*What to do*: Output, word for word, the span of lines that starts at the one containing "Extract the structured" and ends at the last line of the records.

──────────

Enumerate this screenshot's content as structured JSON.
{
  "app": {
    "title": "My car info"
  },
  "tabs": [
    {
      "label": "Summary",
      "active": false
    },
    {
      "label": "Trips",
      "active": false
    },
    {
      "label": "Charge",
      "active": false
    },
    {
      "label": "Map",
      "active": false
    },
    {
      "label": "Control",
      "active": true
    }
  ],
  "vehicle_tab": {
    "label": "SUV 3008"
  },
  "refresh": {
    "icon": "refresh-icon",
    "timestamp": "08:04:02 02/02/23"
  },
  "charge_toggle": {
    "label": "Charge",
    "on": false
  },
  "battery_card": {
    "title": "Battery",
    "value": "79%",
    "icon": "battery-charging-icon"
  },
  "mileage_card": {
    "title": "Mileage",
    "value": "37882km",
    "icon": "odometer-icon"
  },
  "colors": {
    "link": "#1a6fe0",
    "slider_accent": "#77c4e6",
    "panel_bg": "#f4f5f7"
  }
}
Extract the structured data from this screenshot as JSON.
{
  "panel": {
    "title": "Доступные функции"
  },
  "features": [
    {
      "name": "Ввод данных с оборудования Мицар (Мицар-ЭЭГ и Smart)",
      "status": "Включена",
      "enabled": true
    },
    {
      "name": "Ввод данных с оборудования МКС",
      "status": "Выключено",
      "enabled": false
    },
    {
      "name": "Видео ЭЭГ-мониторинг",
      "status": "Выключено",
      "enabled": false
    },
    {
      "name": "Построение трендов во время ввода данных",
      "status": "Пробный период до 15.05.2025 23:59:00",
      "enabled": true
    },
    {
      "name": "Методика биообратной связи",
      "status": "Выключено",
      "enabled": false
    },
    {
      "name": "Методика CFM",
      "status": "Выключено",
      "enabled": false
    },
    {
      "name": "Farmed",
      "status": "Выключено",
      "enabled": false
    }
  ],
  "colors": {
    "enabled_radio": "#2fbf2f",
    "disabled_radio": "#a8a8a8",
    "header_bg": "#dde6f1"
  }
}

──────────

*Solved exercise*:
Extract the structured data from this screenshot as JSON.
{
  "panel": {
    "title": "Доступные функции"
  },
  "features": [
    {
      "name": "Ввод данных с оборудования Мицар (Мицар-ЭЭГ и Smart)",
      "status": "Включена",
      "enabled": true
    },
    {
      "name": "Ввод данных с оборудования МКС",
      "status": "Выключено",
      "enabled": false
    },
    {
      "name": "Видео ЭЭГ-мониторинг",
      "status": "Выключено",
      "enabled": false
    },
    {
      "name": "Построение трендов во время ввода данных",
      "status": "Пробный период до 15.05.2025 23:59:00",
      "enabled": true
    },
    {
      "name": "Методика биообратной связи",
      "status": "Выключено",
      "enabled": false
    },
    {
      "name": "Методика CFM",
      "status": "Выключено",
      "enabled": false
    },
    {
      "name": "Farmed",
      "status": "Выключено",
      "enabled": false
    }
  ],
  "colors": {
    "enabled_radio": "#2fbf2f",
    "disabled_radio": "#a8a8a8",
    "header_bg": "#dde6f1"
  }
}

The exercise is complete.